  • Since 1986, the response team organized and operated by the U.S.G.S. responds globally to eminent probable volcanic eruptions.

Nevada del Ruiz lahar that

killed 23.000 people.

communication to public
Increase in seismic activity in 1996


Prevent evacuation of 1,000 residents

Prevent closing of fishing industry

Communication to Public
the eruption of rabaul papua new guinea september 1994
The eruption of Rabaul, Papua New Guinea, September, 1994.
  • Residents who witnessed the 1937 eruption explained what occurred
  • Education of the local population through community groups
  • Successful evacuation due to following the plan
successful prediction
Successful Prediction
  • Mount Pinatubo, 1991

Approximately 330,000 people evacuated prior to the eruption

evaluation of risk
Evaluation of Risk
  • Zones of highest to lowest risk should be identified
  • Urban planning should take in account the areas of highest risk
  • These areas should be evacuated first
  • Applying the Volcano Explosivity Index
  • Mt. Pinatubo- 6-7
  • Amount of property damage
  • Population
  • This equates to the amount of risk
evaluation of volcanic risk
Evaluation of Volcanic Risk
  • United Nations Educational, Scientific and Cultural Organization-UNESCO
  • Risk=(value)x(vulnerability)x(hazard)
  • Value= # of lives, monetary goods in area
  • Vulnerability=% of lives or goods likely to be lost in a given event
  • Hazard=based on the Volcanic Explosivity Index- VEI
volcanic explosivity index
Volcanic Explosivity Index
  • Volume of material
  • Eruption column height
  • Eruptive style
  • How long the major eruptive burst lasted

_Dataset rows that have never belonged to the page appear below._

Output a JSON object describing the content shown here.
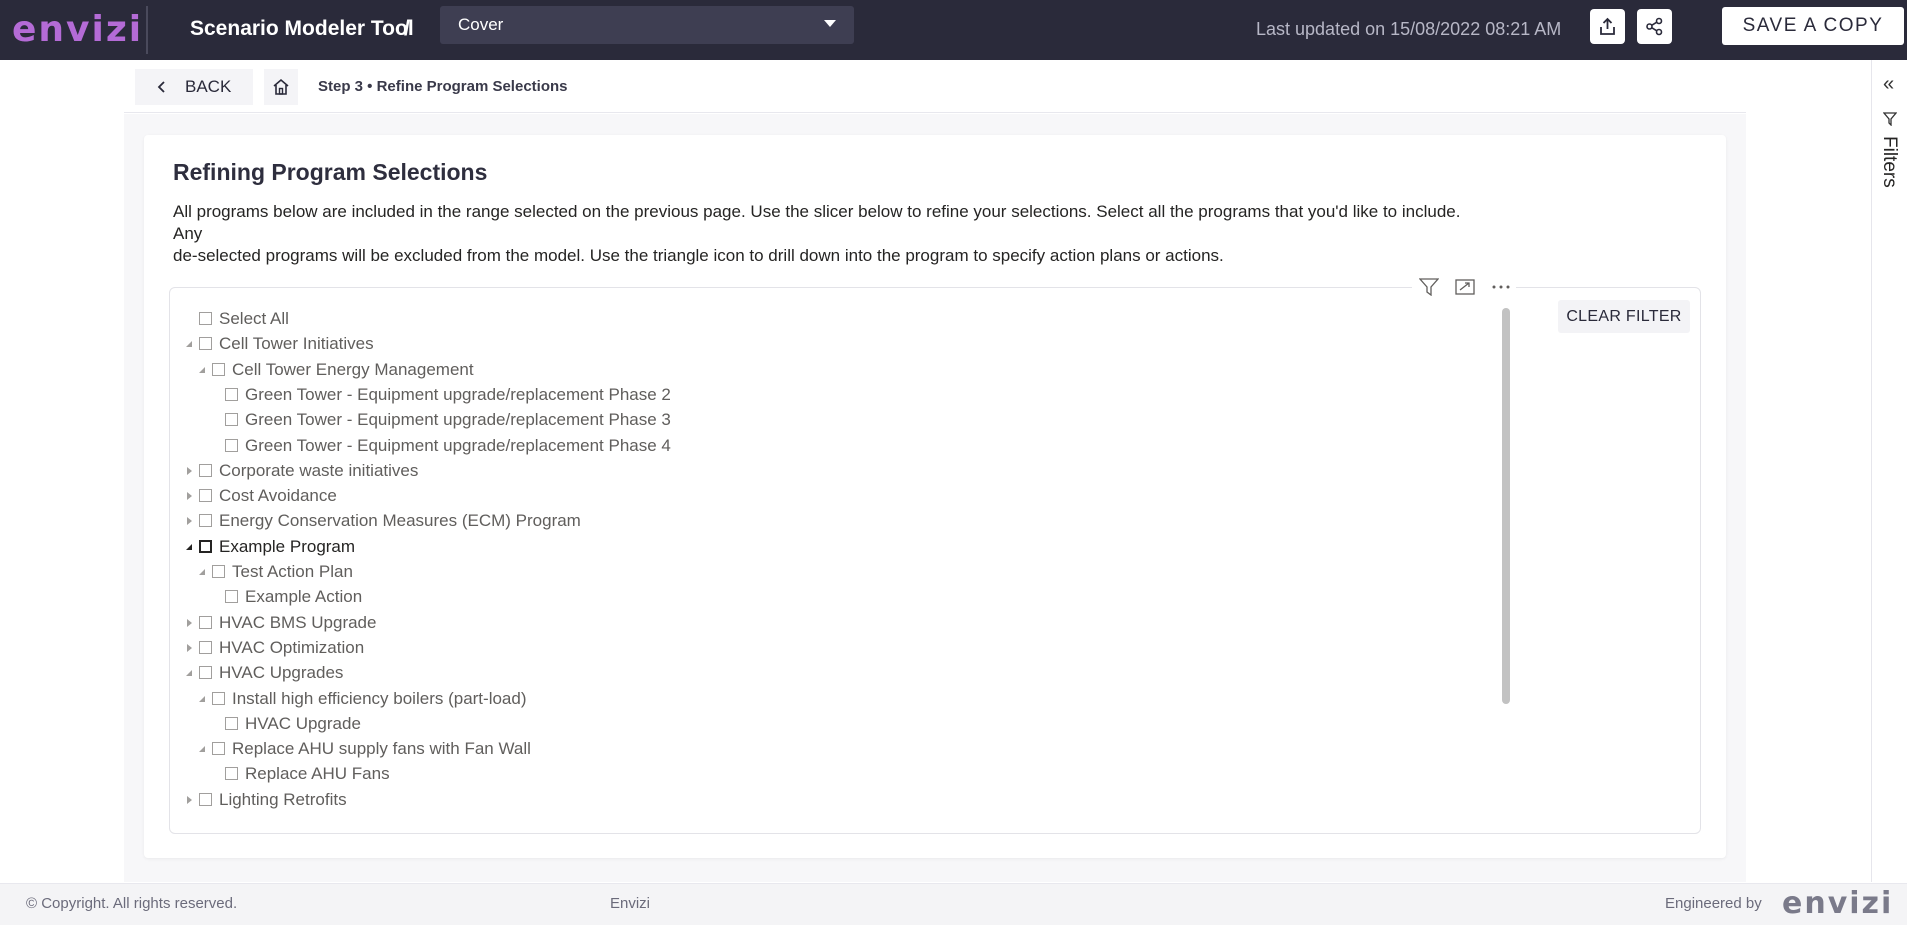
{
  "brand": {
    "logo_text": "envizi",
    "accent": "#b46bd6",
    "topbar_bg": "#2a2a3a"
  },
  "topbar": {
    "app_title": "Scenario Modeler Tool",
    "separator": "/",
    "page_select": {
      "value": "Cover",
      "icon": "chevron-down-icon"
    },
    "last_updated": "Last updated on 15/08/2022 08:21 AM",
    "export_icon": "export-icon",
    "share_icon": "share-icon",
    "save_copy_label": "SAVE A COPY"
  },
  "page_header": {
    "back_label": "BACK",
    "home_icon": "home-icon",
    "breadcrumb": "Step 3 • Refine Program Selections"
  },
  "filters_pane": {
    "label": "Filters",
    "collapse_icon": "double-chevron-left-icon",
    "filter_icon": "filter-icon"
  },
  "card": {
    "title": "Refining Program Selections",
    "description_line1": "All programs below are included in the range selected on the previous page. Use the slicer below to refine your selections. Select all the programs that you'd like to include. Any",
    "description_line2": "de-selected programs will be excluded from the model. Use the triangle icon to drill down into the program to specify action plans or actions."
  },
  "slicer": {
    "header_icons": [
      "filter-icon",
      "focus-mode-icon",
      "more-options-icon"
    ],
    "clear_filter_label": "CLEAR FILTER",
    "items": [
      {
        "label": "Select All",
        "level": 0,
        "expander": "none",
        "checked": false
      },
      {
        "label": "Cell Tower Initiatives",
        "level": 0,
        "expander": "expanded",
        "checked": false
      },
      {
        "label": "Cell Tower Energy Management",
        "level": 1,
        "expander": "expanded",
        "checked": false
      },
      {
        "label": "Green Tower - Equipment upgrade/replacement Phase 2",
        "level": 2,
        "expander": "none",
        "checked": false
      },
      {
        "label": "Green Tower - Equipment upgrade/replacement Phase 3",
        "level": 2,
        "expander": "none",
        "checked": false
      },
      {
        "label": "Green Tower - Equipment upgrade/replacement Phase 4",
        "level": 2,
        "expander": "none",
        "checked": false
      },
      {
        "label": "Corporate waste initiatives",
        "level": 0,
        "expander": "collapsed",
        "checked": false
      },
      {
        "label": "Cost Avoidance",
        "level": 0,
        "expander": "collapsed",
        "checked": false
      },
      {
        "label": "Energy Conservation Measures (ECM) Program",
        "level": 0,
        "expander": "collapsed",
        "checked": false
      },
      {
        "label": "Example Program",
        "level": 0,
        "expander": "expanded",
        "checked": false,
        "active": true
      },
      {
        "label": "Test Action Plan",
        "level": 1,
        "expander": "expanded",
        "checked": false
      },
      {
        "label": "Example Action",
        "level": 2,
        "expander": "none",
        "checked": false
      },
      {
        "label": "HVAC BMS Upgrade",
        "level": 0,
        "expander": "collapsed",
        "checked": false
      },
      {
        "label": "HVAC Optimization",
        "level": 0,
        "expander": "collapsed",
        "checked": false
      },
      {
        "label": "HVAC Upgrades",
        "level": 0,
        "expander": "expanded",
        "checked": false
      },
      {
        "label": "Install high efficiency boilers (part-load)",
        "level": 1,
        "expander": "expanded",
        "checked": false
      },
      {
        "label": "HVAC Upgrade",
        "level": 2,
        "expander": "none",
        "checked": false
      },
      {
        "label": "Replace AHU supply fans with Fan Wall",
        "level": 1,
        "expander": "expanded",
        "checked": false
      },
      {
        "label": "Replace AHU Fans",
        "level": 2,
        "expander": "none",
        "checked": false
      },
      {
        "label": "Lighting Retrofits",
        "level": 0,
        "expander": "collapsed",
        "checked": false
      }
    ]
  },
  "footer": {
    "copyright": "© Copyright. All rights reserved.",
    "center": "Envizi",
    "engineered_by": "Engineered by",
    "logo_text": "envizi"
  }
}
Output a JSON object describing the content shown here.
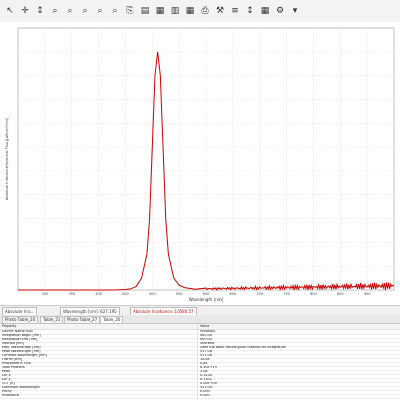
{
  "toolbar": {
    "tools": [
      {
        "name": "pointer-icon"
      },
      {
        "name": "move-icon"
      },
      {
        "name": "cursor-icon"
      },
      {
        "name": "zoom-in-icon"
      },
      {
        "name": "zoom-in-alt-icon"
      },
      {
        "name": "zoom-out-icon"
      },
      {
        "name": "zoom-fit-icon"
      },
      {
        "name": "zoom-reset-icon"
      },
      {
        "name": "copy-icon"
      },
      {
        "name": "page-icon"
      },
      {
        "name": "save-icon"
      },
      {
        "name": "export-icon"
      },
      {
        "name": "table-icon"
      },
      {
        "name": "print-icon"
      },
      {
        "name": "tools-icon"
      },
      {
        "name": "chart-icon"
      },
      {
        "name": "scale-icon"
      },
      {
        "name": "grid-icon"
      },
      {
        "name": "settings-icon"
      },
      {
        "name": "dropdown-icon"
      }
    ]
  },
  "chart_data": {
    "type": "line",
    "title": "",
    "xlabel": "Wavelength [nm]",
    "ylabel": "Absolute Irradiance/Spectral Flux [µW/cm²/nm]",
    "series": [
      {
        "color": "#cc0000",
        "x": [
          250,
          300,
          350,
          400,
          430,
          450,
          460,
          470,
          480,
          490,
          495,
          500,
          505,
          510,
          515,
          520,
          525,
          530,
          540,
          550,
          560,
          580,
          600,
          650,
          700,
          750,
          800,
          850,
          900,
          950
        ],
        "y": [
          0,
          0,
          0,
          0,
          0,
          0.2,
          0.5,
          1.5,
          5,
          15,
          30,
          60,
          90,
          100,
          90,
          60,
          30,
          15,
          5,
          2,
          1,
          0.3,
          0.2,
          0.2,
          0.3,
          0.4,
          0.6,
          1,
          1.5,
          2.5
        ]
      }
    ],
    "grid": true,
    "color_accent": "#cc0000"
  },
  "statusbar": {
    "item1": "Absolute Irra...",
    "item2": "Wavelength [nm]: 627.195",
    "item3": "Absolute Irradiance: 10580.57"
  },
  "tabs": [
    {
      "label": "Photo Table_20"
    },
    {
      "label": "Table_21"
    },
    {
      "label": "Photo Table_27"
    },
    {
      "label": "Table_26"
    }
  ],
  "table": {
    "headers": {
      "property": "Property",
      "value": "Value"
    },
    "rows": [
      {
        "property": "Device Name USB",
        "value": "HR4B881"
      },
      {
        "property": "Integration Begin [nm]",
        "value": "400.00"
      },
      {
        "property": "Integration End [nm]",
        "value": "900.00"
      },
      {
        "property": "Method [nm]",
        "value": "Shortest"
      },
      {
        "property": "Max. Wavelength [nm]",
        "value": "Uses the Basic Rectangular method for integration"
      },
      {
        "property": "Peak Wavelength [nm]",
        "value": "517.06"
      },
      {
        "property": "Centroid Wavelength [nm]",
        "value": "517.06"
      },
      {
        "property": "FWHM [nm]",
        "value": "14.65"
      },
      {
        "property": "Photometric Flux",
        "value": "0.84"
      },
      {
        "property": "Total Photons",
        "value": "6.30E+15"
      },
      {
        "property": "Peak",
        "value": "3.08"
      },
      {
        "property": "CIE x",
        "value": "0.1234"
      },
      {
        "property": "CIE y",
        "value": "0.7302"
      },
      {
        "property": "CCT [K]",
        "value": "0.00E+00"
      },
      {
        "property": "Dominant Wavelength",
        "value": "521.00"
      },
      {
        "property": "Purity",
        "value": "0.000"
      },
      {
        "property": "Irradiance",
        "value": "0.000"
      }
    ]
  }
}
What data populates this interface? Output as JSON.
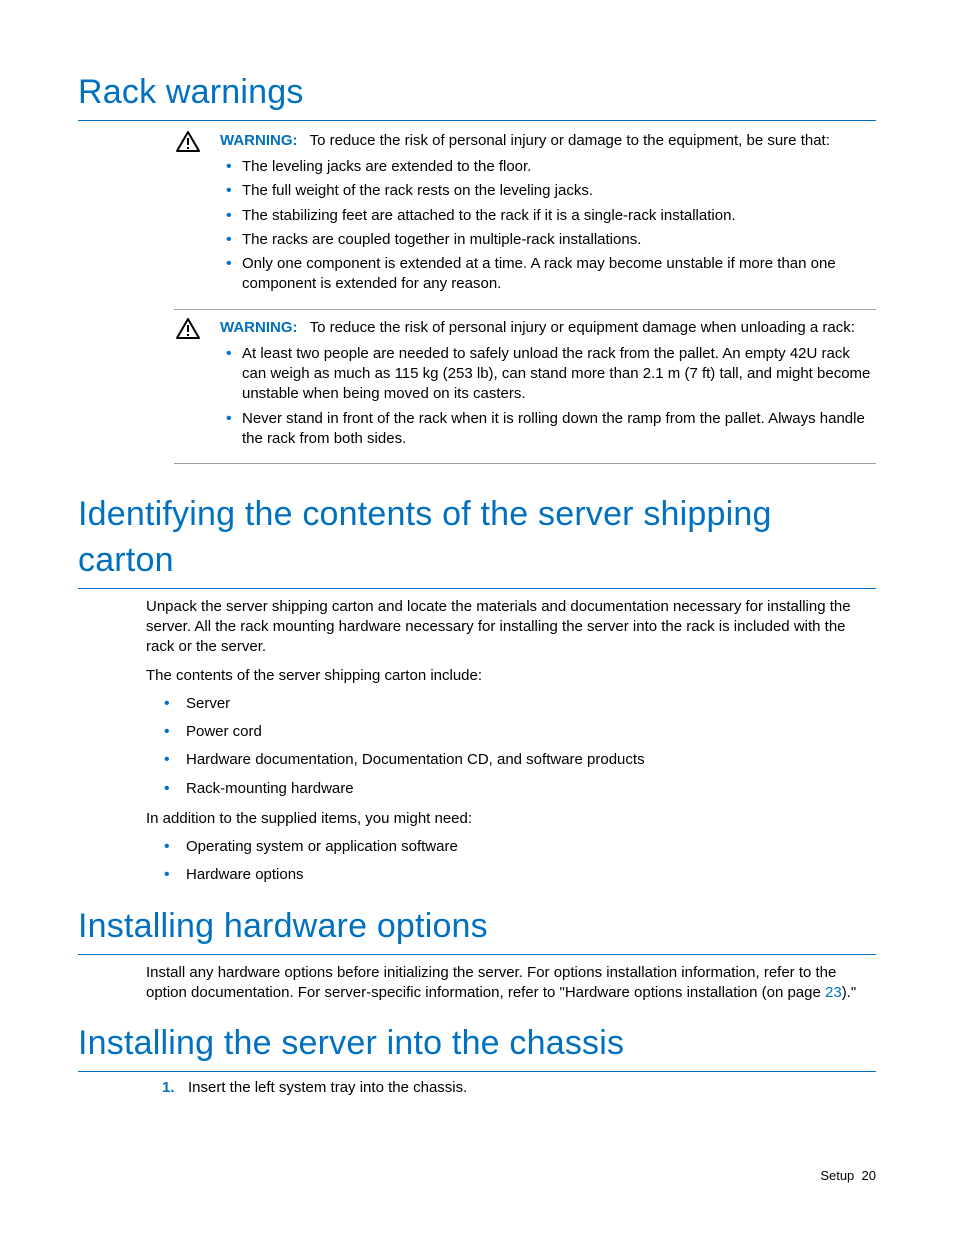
{
  "headings": {
    "rack_warnings": "Rack warnings",
    "identifying": "Identifying the contents of the server shipping carton",
    "hw_options": "Installing hardware options",
    "install_chassis": "Installing the server into the chassis"
  },
  "warnings": {
    "label": "WARNING:",
    "block1": {
      "lead": "To reduce the risk of personal injury or damage to the equipment, be sure that:",
      "items": [
        "The leveling jacks are extended to the floor.",
        "The full weight of the rack rests on the leveling jacks.",
        "The stabilizing feet are attached to the rack if it is a single-rack installation.",
        "The racks are coupled together in multiple-rack installations.",
        "Only one component is extended at a time. A rack may become unstable if more than one component is extended for any reason."
      ]
    },
    "block2": {
      "lead": "To reduce the risk of personal injury or equipment damage when unloading a rack:",
      "items": [
        "At least two people are needed to safely unload the rack from the pallet. An empty 42U rack can weigh as much as 115 kg (253 lb), can stand more than 2.1 m (7 ft) tall, and might become unstable when being moved on its casters.",
        "Never stand in front of the rack when it is rolling down the ramp from the pallet. Always handle the rack from both sides."
      ]
    }
  },
  "identifying": {
    "para1": "Unpack the server shipping carton and locate the materials and documentation necessary for installing the server. All the rack mounting hardware necessary for installing the server into the rack is included with the rack or the server.",
    "para2": "The contents of the server shipping carton include:",
    "contents": [
      "Server",
      "Power cord",
      "Hardware documentation, Documentation CD, and software products",
      "Rack-mounting hardware"
    ],
    "para3": "In addition to the supplied items, you might need:",
    "needs": [
      "Operating system or application software",
      "Hardware options"
    ]
  },
  "hw_options_section": {
    "para_pre": "Install any hardware options before initializing the server. For options installation information, refer to the option documentation. For server-specific information, refer to \"Hardware options installation (on page ",
    "link": "23",
    "para_post": ").\""
  },
  "install_chassis_section": {
    "steps": [
      "Insert the left system tray into the chassis."
    ]
  },
  "footer": {
    "section": "Setup",
    "page": "20"
  }
}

Plinian: 5-7; 1993 Lascar Volcano, Chile

Hawaiian: 0-2

evaluation of risk54
Evaluation of Risk
  • Mt. Vesuvius produced a VEI 5 eruption in 79 CE.
  • There are now 3 million people living on and near this volcano.
  • Less than 1% chance for another eruption this size in the next 10 years
  • High risk coefficient due to the high population density

Mt. Vesuvius, Pliny

vesuvius erupts
Vesuvius Erupts
  • Computer simulations help understand which areas would be affected first
  • Those communities should be evacuated first
mt vesuvius areas of risk
Mt. Vesuvius, Areas of Risk

Emergency plan assumes that there can be a 20 day warning

without warning
Without warning
  • Estimated 15-20,000 casualties
  • What do you think?

1944 eruption

  • Understanding the potential hazards
  • Hazard maps
  • Monitoring
  • Emergency plan in place and practiced
  • Education of government officials and public
  • Communication clear between scientists, government officials and the public